■ **Directions**: A verbatim restatement of the data, free of pictures, is what you should output.

■ **Data in this exercise**:
=== Section Start ===
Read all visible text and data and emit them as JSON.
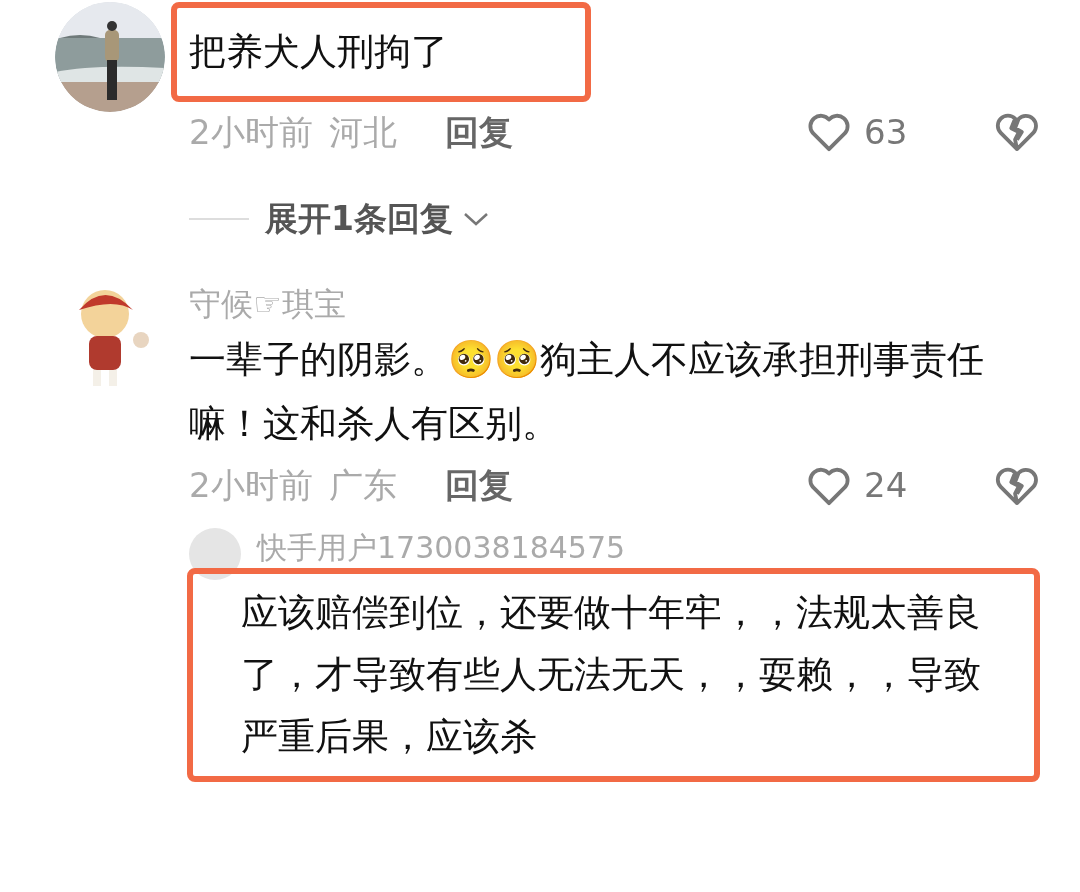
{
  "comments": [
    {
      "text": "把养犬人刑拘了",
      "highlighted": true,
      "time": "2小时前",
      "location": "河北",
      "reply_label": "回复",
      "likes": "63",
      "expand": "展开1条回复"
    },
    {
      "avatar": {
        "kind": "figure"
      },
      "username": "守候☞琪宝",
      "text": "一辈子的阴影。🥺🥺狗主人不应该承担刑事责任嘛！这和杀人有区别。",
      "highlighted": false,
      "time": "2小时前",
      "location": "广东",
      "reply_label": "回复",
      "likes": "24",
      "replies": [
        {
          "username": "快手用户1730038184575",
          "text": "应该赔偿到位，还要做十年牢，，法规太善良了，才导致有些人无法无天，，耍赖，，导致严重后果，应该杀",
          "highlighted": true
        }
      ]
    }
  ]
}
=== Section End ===
■ **Solution to the problem**:
Read all visible text and data and emit them as JSON.
{
  "comments": [
    {
      "text": "把养犬人刑拘了",
      "highlighted": true,
      "time": "2小时前",
      "location": "河北",
      "reply_label": "回复",
      "likes": "63",
      "expand": "展开1条回复"
    },
    {
      "avatar": {
        "kind": "figure"
      },
      "username": "守候☞琪宝",
      "text": "一辈子的阴影。🥺🥺狗主人不应该承担刑事责任嘛！这和杀人有区别。",
      "highlighted": false,
      "time": "2小时前",
      "location": "广东",
      "reply_label": "回复",
      "likes": "24",
      "replies": [
        {
          "username": "快手用户1730038184575",
          "text": "应该赔偿到位，还要做十年牢，，法规太善良了，才导致有些人无法无天，，耍赖，，导致严重后果，应该杀",
          "highlighted": true
        }
      ]
    }
  ]
}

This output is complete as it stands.